Glamorous redhead Vivian Blaine (1921 – 1995) entered the world of cinema as a musical performer in the 1940s. As her roles in films such as State Fair and Doll Face (with Carmen Miranda) began to dry up, she returned to the Broadway stage and created the role she is best known for, Ms. Adelaide, in the original Guys and Dolls in 1950. (This is a role she, also, winningly recreated for the film version in 1955 with Marlon Brando.) Television roles followed and, in the late 70s and early 80s, she added some class to two mutated, pore sucking opuses that earn her a secure and beloved place in monster movie hall of fame.
The Dark. 1979. Blaine’s Role: Courtney Floyd.
Don’t you just hate it when the local whores and random passers-by start getting ripped apart by a giant space creature in dank alleys? Well, so does The Dark’s master crime writer (played with flippant charm by William Devane) – especially when the first victim is his daughter (played, interestingly enough, by the soon-to-be Kathy Hilton). Aided by a television reporter, portrayed by Cathy Lee Crosby (a participant in 1973’s The Laughing Detective, a Walter Matthau film whose gay killer scenario has definite pre-shades of William Freidkin’s controversial Cruising), and a shaggy forensic master (radio announcer and Scooby Doo wonder Casey Kasem), Devane soon discovers a party psychic (turned true clairvoyant) may have clues to the vicious killings.
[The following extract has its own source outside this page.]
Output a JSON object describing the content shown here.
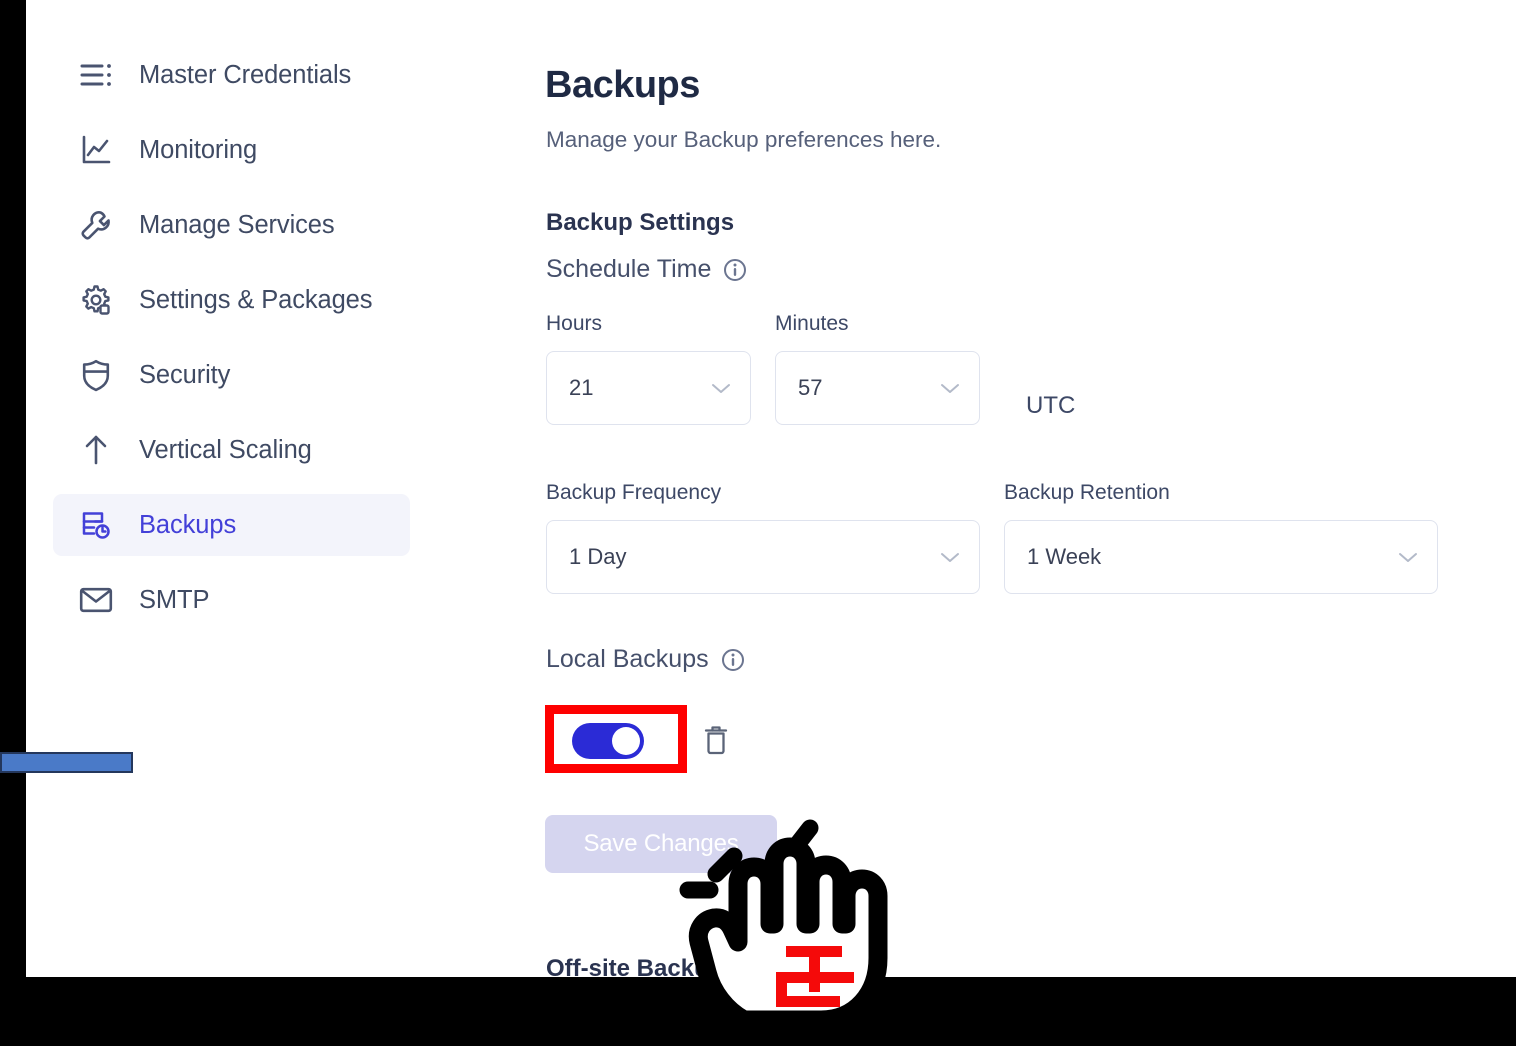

As a link to the previously fake wonder, Blaine’s Floyd, is frisky and fun. Her brief scene with Devane vibrates with husky sexuality and one almost believes Blaine could have a chance with the much younger Devane, such is her breezy confidence. (Of course, since Blaine is playing an actor’s agent, she probably had plenty of personal acquaintances and situations to draw from.)
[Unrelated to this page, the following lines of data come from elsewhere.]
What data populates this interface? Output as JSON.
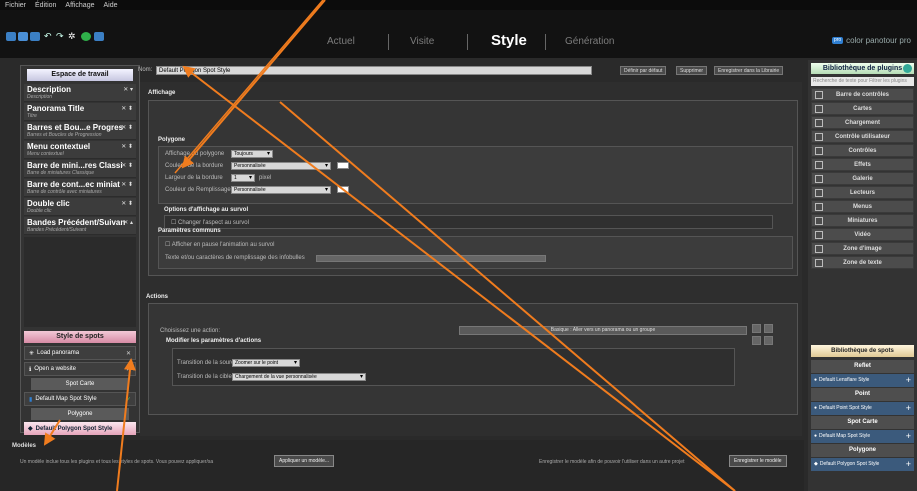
{
  "menubar": {
    "items": [
      "Fichier",
      "Édition",
      "Affichage",
      "Aide"
    ]
  },
  "toolbar": {
    "tabs": [
      "Actuel",
      "Visite",
      "Style",
      "Génération"
    ],
    "brand": "color panotour pro",
    "brand_icon": "pro-logo-icon",
    "icons": [
      "new-project-icon",
      "save-icon",
      "save-as-icon",
      "undo-icon",
      "redo-icon",
      "settings-icon",
      "play-icon",
      "screen-icon"
    ]
  },
  "left_panel": {
    "header": "Espace de travail",
    "items": [
      {
        "title": "Description",
        "subtitle": "Description",
        "controls": "✕ ▾"
      },
      {
        "title": "Panorama Title",
        "subtitle": "Titre",
        "controls": "✕ ⬍"
      },
      {
        "title": "Barres et Bou...e Progres",
        "subtitle": "Barres et Boucles de Progression",
        "controls": "✕ ⬍"
      },
      {
        "title": "Menu contextuel",
        "subtitle": "Menu contextuel",
        "controls": "✕ ⬍"
      },
      {
        "title": "Barre de mini...res Classi",
        "subtitle": "Barre de miniatures Classique",
        "controls": "✕ ⬍"
      },
      {
        "title": "Barre de cont...ec miniat",
        "subtitle": "Barre de contrôle avec miniatures",
        "controls": "✕ ⬍"
      },
      {
        "title": "Double clic",
        "subtitle": "Double clic",
        "controls": "✕ ⬍"
      },
      {
        "title": "Bandes Précédent/Suivan",
        "subtitle": "Bandes Précédent/Suivant",
        "controls": "✕ ▴"
      }
    ],
    "spot_header": "Style de spots",
    "spots": [
      {
        "label": "Load panorama",
        "icon": "load-panorama-icon"
      },
      {
        "label": "Open a website",
        "icon": "info-icon"
      }
    ],
    "spot_cat_carte": "Spot Carte",
    "map_spot": "Default Map Spot Style",
    "spot_cat_polygone": "Polygone",
    "selected_spot": "Default Polygon Spot Style"
  },
  "header_row": {
    "name_label": "Nom:",
    "name_value": "Default Polygon Spot Style",
    "buttons": [
      "Définir par défaut",
      "Supprimer",
      "Enregistrer dans la Librairie"
    ]
  },
  "center": {
    "affichage": "Affichage",
    "polygone": "Polygone",
    "rows": [
      {
        "label": "Affichage du polygone",
        "value": "Toujours"
      },
      {
        "label": "Couleur de la bordure",
        "value": "Personnalisée"
      },
      {
        "label": "Largeur de la bordure",
        "value": "1",
        "unit": "pixel"
      },
      {
        "label": "Couleur de Remplissage",
        "value": "Personnalisée"
      }
    ],
    "survol_title": "Options d'affichage au survol",
    "survol_check": "Changer l'aspect au survol",
    "params_title": "Paramètres communs",
    "params_rows": [
      "Afficher en pause l'animation au survol",
      "Texte et/ou caractères de remplissage des infobulles"
    ],
    "actions_title": "Actions",
    "choose_action": "Choisissez une action:",
    "action_value": "Basique : Aller vers un panorama ou un groupe",
    "modify_title": "Modifier les paramètres d'actions",
    "transition_source_label": "Transition de la source",
    "transition_source_value": "Zoomer sur le point",
    "transition_target_label": "Transition de la cible",
    "transition_target_value": "Chargement de la vue personnalisée"
  },
  "right_panel": {
    "header": "Bibliothèque de plugins",
    "search_placeholder": "Recherche de texte pour Filtrer les plugins",
    "plugins": [
      {
        "label": "Barre de contrôles",
        "icon": "control-bar-icon"
      },
      {
        "label": "Cartes",
        "icon": "map-icon"
      },
      {
        "label": "Chargement",
        "icon": "loading-icon"
      },
      {
        "label": "Contrôle utilisateur",
        "icon": "user-icon"
      },
      {
        "label": "Contrôles",
        "icon": "controls-icon"
      },
      {
        "label": "Effets",
        "icon": "effects-icon"
      },
      {
        "label": "Galerie",
        "icon": "gallery-icon"
      },
      {
        "label": "Lecteurs",
        "icon": "players-icon"
      },
      {
        "label": "Menus",
        "icon": "menu-icon"
      },
      {
        "label": "Miniatures",
        "icon": "thumbnails-icon"
      },
      {
        "label": "Vidéo",
        "icon": "video-icon"
      },
      {
        "label": "Zone d'image",
        "icon": "image-zone-icon"
      },
      {
        "label": "Zone de texte",
        "icon": "text-zone-icon"
      }
    ],
    "spot_lib_header": "Bibliothèque de spots",
    "spot_lib": [
      {
        "type": "cat",
        "label": "Reflet"
      },
      {
        "type": "spot",
        "label": "Default Lensflare Style"
      },
      {
        "type": "cat",
        "label": "Point"
      },
      {
        "type": "spot",
        "label": "Default Point Spot Style"
      },
      {
        "type": "cat",
        "label": "Spot Carte"
      },
      {
        "type": "spot",
        "label": "Default Map Spot Style"
      },
      {
        "type": "cat",
        "label": "Polygone"
      },
      {
        "type": "spot",
        "label": "Default Polygon Spot Style"
      }
    ]
  },
  "modeles": {
    "title": "Modèles",
    "text": "Un modèle inclue tous les plugins et tous les styles de spots. Vous pouvez appliquer/sa",
    "apply_btn": "Appliquer un modèle...",
    "right_text": "Enregistrer le modèle afin de pouvoir l'utiliser dans un autre projet",
    "save_btn": "Enregistrer le modèle"
  },
  "colors": {
    "arrow": "#f07c1e",
    "accent": "#2f7fd2"
  }
}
As for the film itself, The Dark is a frequently tense (especially in its twisted opening scene featuring a possibly psychotic, seemingly blind man following a frightened woman down a jagged path) and gloriously cheesy. (Besides its massive paws with claws, the creature also shoots laser beams from its eyes). Unfortunately, the film loses steam during its final act and its ending is far too abrupt to be anywhere as satisfying as the film’s first half. Although, The Dark does have some high profile fans including Scott Spiegel, the writer of Evil Dead 2.
Parasite. 1982. Blaine’s Role: Miss Daley.
Best known as the vehicle that gave Demi Moore her first starring role, the producers of this Italian Stallion knew who their true star was – Blaine is introduced as Miss Vivian Blaine in the opening credits of this, her second to last film.
Concerned with a nervous scientist, hunted by the ruling Marshalls in a post apocalyptic world, Blaine is Miss Daley, queen of a crumbling boarding house. Of course, our timid chemist arrives at Daley’s dusty rooms with more than rent in tow. Having created a deadly parasite, he is desperately searching for a cure. When one of the chewy fiends is loosed upon a violent gang of teens, though, hell soon erupts in dry town.
In a nice touch, Blaine’s Daley is revealed as a former actress. This character devise is never discussed, though. Subtly (especially for this type of film), all is revealed through the photos hanging on the walls of her dilapidated estate. Blaine plays fully into the action when one of the infected teens is brought to Daley’s establishment, causing furious demises for many. With a touch of bitterness and wit, Blaine reveals Daley as a woman still concerned about her appearance just (spoiler alert) before her core sucking obliteration. Gasping arthritically ‘til the end, Blaine’s expiration is one of the film’s most memorable proving, once and for all, if you’re going to be in one of these demented babies, dying well is the best revenge.
On DVD, Parasite’s 3D origins are apparent with its main creature (and title card) popping into your face in an obvious manner. That the creature looks as much like a deranged Muppet with tremulous fangs as anything else is among its extreme goofy pleasures.
In a poignant note, actor Tom Villard (We’ve Got it Made, Popcorn) who, sadly, died of AIDS in 1994, gives an enthusiast performance as one of the creature’s first hollowed out victims. Cherie Currie (lead singer of The Runaways and the doomed vixen of Foxes), also makes a dewy appearance making this gastronomical romp a true cult film through actor appearances alone. (Devotedly, Blaine was one of the first celebrities to devote herself to raising awareness and money for AIDS charities.)
In an interesting note, Blaine’s last appearance was on an episode of the first season of Murder She Wrote (1985) called Broadway Malady, playing Lorna Luft’s mother. Here Blaine gets to sing in a full out production number and fight off an extremely lethal death by gas stove while Luft’s vocal pyrotechnics are matched by her character’s injury in a fairly blunt and violent shooting sequence orchestrated by character actor Gregg Henry (Slither, Just Before Dawn, Body Double).
Until the next time – SWEET love and pink GRUE, Big Gay Horror Fan!